| Work request |
Every line in the records below with the string "size" needs to be copied out.
--- Available data ---
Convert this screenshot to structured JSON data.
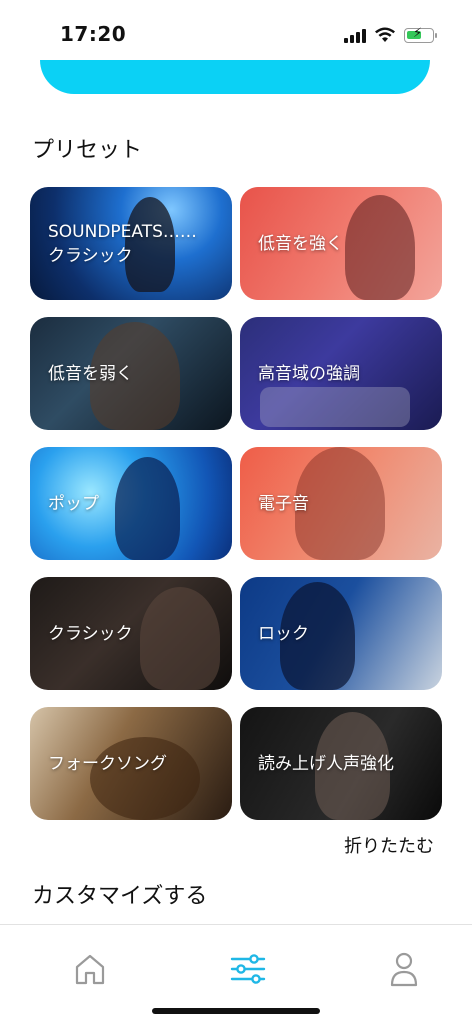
{
  "status_bar": {
    "time": "17:20",
    "battery_level": 0.6,
    "battery_color": "#34c759"
  },
  "accent_color": "#0bd1f5",
  "presets": {
    "title": "プリセット",
    "items": [
      {
        "label": "SOUNDPEATS……\nクラシック",
        "line1": "SOUNDPEATS……",
        "line2": "クラシック"
      },
      {
        "label": "低音を強く"
      },
      {
        "label": "低音を弱く"
      },
      {
        "label": "高音域の強調"
      },
      {
        "label": "ポップ"
      },
      {
        "label": "電子音"
      },
      {
        "label": "クラシック"
      },
      {
        "label": "ロック"
      },
      {
        "label": "フォークソング"
      },
      {
        "label": "読み上げ人声強化"
      }
    ],
    "collapse_label": "折りたたむ"
  },
  "customize": {
    "title": "カスタマイズする"
  },
  "tab_bar": {
    "active_tab": "equalizer",
    "tabs": [
      {
        "icon": "home-icon"
      },
      {
        "icon": "equalizer-icon"
      },
      {
        "icon": "profile-icon"
      }
    ],
    "active_color": "#1fb7e6",
    "inactive_color": "#9a9a9a"
  }
}
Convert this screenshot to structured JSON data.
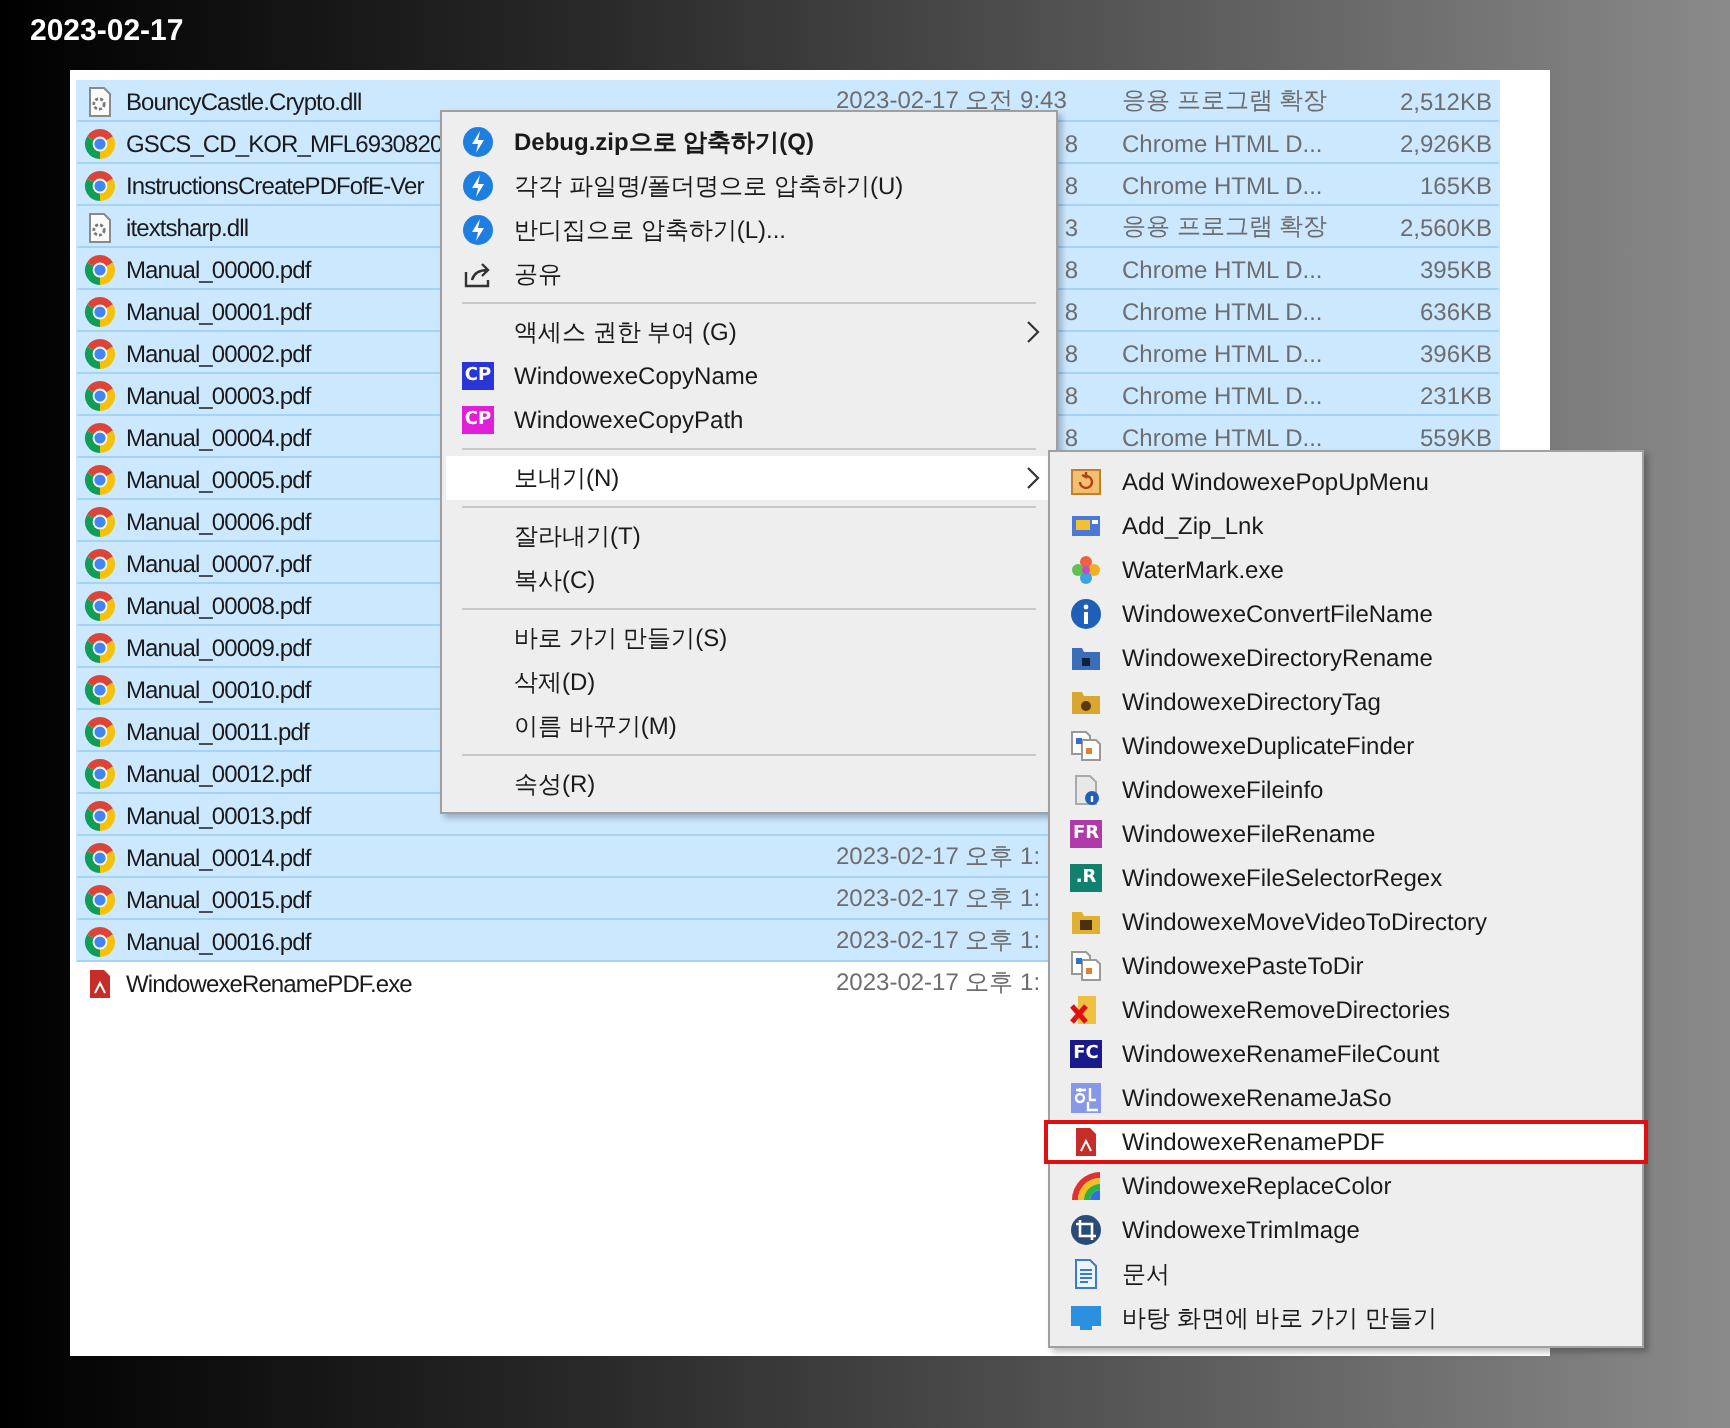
{
  "caption": "2023-02-17",
  "files": [
    {
      "name": "BouncyCastle.Crypto.dll",
      "kind": "dll",
      "selected": true,
      "date": "2023-02-17 오전 9:43",
      "type": "응용 프로그램 확장",
      "size": "2,512KB"
    },
    {
      "name": "GSCS_CD_KOR_MFL6930820",
      "kind": "html",
      "selected": true,
      "date": "8",
      "type": "Chrome HTML D...",
      "size": "2,926KB"
    },
    {
      "name": "InstructionsCreatePDFofE-Ver",
      "kind": "html",
      "selected": true,
      "date": "8",
      "type": "Chrome HTML D...",
      "size": "165KB"
    },
    {
      "name": "itextsharp.dll",
      "kind": "dll",
      "selected": true,
      "date": "3",
      "type": "응용 프로그램 확장",
      "size": "2,560KB"
    },
    {
      "name": "Manual_00000.pdf",
      "kind": "html",
      "selected": true,
      "date": "8",
      "type": "Chrome HTML D...",
      "size": "395KB"
    },
    {
      "name": "Manual_00001.pdf",
      "kind": "html",
      "selected": true,
      "date": "8",
      "type": "Chrome HTML D...",
      "size": "636KB"
    },
    {
      "name": "Manual_00002.pdf",
      "kind": "html",
      "selected": true,
      "date": "8",
      "type": "Chrome HTML D...",
      "size": "396KB"
    },
    {
      "name": "Manual_00003.pdf",
      "kind": "html",
      "selected": true,
      "date": "8",
      "type": "Chrome HTML D...",
      "size": "231KB"
    },
    {
      "name": "Manual_00004.pdf",
      "kind": "html",
      "selected": true,
      "date": "8",
      "type": "Chrome HTML D...",
      "size": "559KB"
    },
    {
      "name": "Manual_00005.pdf",
      "kind": "html",
      "selected": true
    },
    {
      "name": "Manual_00006.pdf",
      "kind": "html",
      "selected": true
    },
    {
      "name": "Manual_00007.pdf",
      "kind": "html",
      "selected": true
    },
    {
      "name": "Manual_00008.pdf",
      "kind": "html",
      "selected": true
    },
    {
      "name": "Manual_00009.pdf",
      "kind": "html",
      "selected": true
    },
    {
      "name": "Manual_00010.pdf",
      "kind": "html",
      "selected": true
    },
    {
      "name": "Manual_00011.pdf",
      "kind": "html",
      "selected": true
    },
    {
      "name": "Manual_00012.pdf",
      "kind": "html",
      "selected": true
    },
    {
      "name": "Manual_00013.pdf",
      "kind": "html",
      "selected": true
    },
    {
      "name": "Manual_00014.pdf",
      "kind": "html",
      "selected": true,
      "date": "2023-02-17 오후 1:"
    },
    {
      "name": "Manual_00015.pdf",
      "kind": "html",
      "selected": true,
      "date": "2023-02-17 오후 1:"
    },
    {
      "name": "Manual_00016.pdf",
      "kind": "html",
      "selected": true,
      "date": "2023-02-17 오후 1:"
    },
    {
      "name": "WindowexeRenamePDF.exe",
      "kind": "exe",
      "selected": false,
      "date": "2023-02-17 오후 1:"
    }
  ],
  "context_menu": {
    "items": [
      {
        "kind": "item",
        "label": "Debug.zip으로 압축하기(Q)",
        "default": true,
        "submenu": false,
        "selected": false
      },
      {
        "kind": "item",
        "label": "각각 파일명/폴더명으로 압축하기(U)",
        "default": false,
        "submenu": false,
        "selected": false
      },
      {
        "kind": "item",
        "label": "반디집으로 압축하기(L)...",
        "default": false,
        "submenu": false,
        "selected": false
      },
      {
        "kind": "item",
        "label": "공유",
        "default": false,
        "submenu": false,
        "selected": false
      },
      {
        "kind": "separator"
      },
      {
        "kind": "item",
        "label": "액세스 권한 부여 (G)",
        "default": false,
        "submenu": true,
        "selected": false
      },
      {
        "kind": "item",
        "label": "WindowexeCopyName",
        "default": false,
        "submenu": false,
        "selected": false,
        "icon_label": "CP",
        "color": "#2a35d8"
      },
      {
        "kind": "item",
        "label": "WindowexeCopyPath",
        "default": false,
        "submenu": false,
        "selected": false,
        "icon_label": "CP",
        "color": "#e020d8"
      },
      {
        "kind": "separator"
      },
      {
        "kind": "item",
        "label": "보내기(N)",
        "default": false,
        "submenu": true,
        "selected": true
      },
      {
        "kind": "separator"
      },
      {
        "kind": "item",
        "label": "잘라내기(T)",
        "default": false,
        "submenu": false,
        "selected": false
      },
      {
        "kind": "item",
        "label": "복사(C)",
        "default": false,
        "submenu": false,
        "selected": false
      },
      {
        "kind": "separator"
      },
      {
        "kind": "item",
        "label": "바로 가기 만들기(S)",
        "default": false,
        "submenu": false,
        "selected": false
      },
      {
        "kind": "item",
        "label": "삭제(D)",
        "default": false,
        "submenu": false,
        "selected": false
      },
      {
        "kind": "item",
        "label": "이름 바꾸기(M)",
        "default": false,
        "submenu": false,
        "selected": false
      },
      {
        "kind": "separator"
      },
      {
        "kind": "item",
        "label": "속성(R)",
        "default": false,
        "submenu": false,
        "selected": false
      }
    ]
  },
  "send_to_menu": {
    "items": [
      {
        "kind": "item",
        "label": "Add WindowexePopUpMenu",
        "outlined": false
      },
      {
        "kind": "item",
        "label": "Add_Zip_Lnk",
        "outlined": false
      },
      {
        "kind": "item",
        "label": "WaterMark.exe",
        "outlined": false
      },
      {
        "kind": "item",
        "label": "WindowexeConvertFileName",
        "outlined": false
      },
      {
        "kind": "item",
        "label": "WindowexeDirectoryRename",
        "outlined": false
      },
      {
        "kind": "item",
        "label": "WindowexeDirectoryTag",
        "outlined": false
      },
      {
        "kind": "item",
        "label": "WindowexeDuplicateFinder",
        "outlined": false
      },
      {
        "kind": "item",
        "label": "WindowexeFileinfo",
        "outlined": false
      },
      {
        "kind": "item",
        "label": "WindowexeFileRename",
        "outlined": false,
        "icon_label": "FR",
        "color": "#b03aa8"
      },
      {
        "kind": "item",
        "label": "WindowexeFileSelectorRegex",
        "outlined": false,
        "icon_label": ".R",
        "color": "#12806e"
      },
      {
        "kind": "item",
        "label": "WindowexeMoveVideoToDirectory",
        "outlined": false
      },
      {
        "kind": "item",
        "label": "WindowexePasteToDir",
        "outlined": false
      },
      {
        "kind": "item",
        "label": "WindowexeRemoveDirectories",
        "outlined": false
      },
      {
        "kind": "item",
        "label": "WindowexeRenameFileCount",
        "outlined": false,
        "icon_label": "FC",
        "color": "#1a1a8a"
      },
      {
        "kind": "item",
        "label": "WindowexeRenameJaSo",
        "outlined": false
      },
      {
        "kind": "item",
        "label": "WindowexeRenamePDF",
        "outlined": true
      },
      {
        "kind": "item",
        "label": "WindowexeReplaceColor",
        "outlined": false
      },
      {
        "kind": "item",
        "label": "WindowexeTrimImage",
        "outlined": false
      },
      {
        "kind": "item",
        "label": "문서",
        "outlined": false
      },
      {
        "kind": "item",
        "label": "바탕 화면에 바로 가기 만들기",
        "outlined": false
      }
    ]
  }
}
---
| Output below |
      "size": "2,512KB"
      "size": "2,926KB"
      "size": "165KB"
      "size": "2,560KB"
      "size": "395KB"
      "size": "636KB"
      "size": "396KB"
      "size": "231KB"
      "size": "559KB"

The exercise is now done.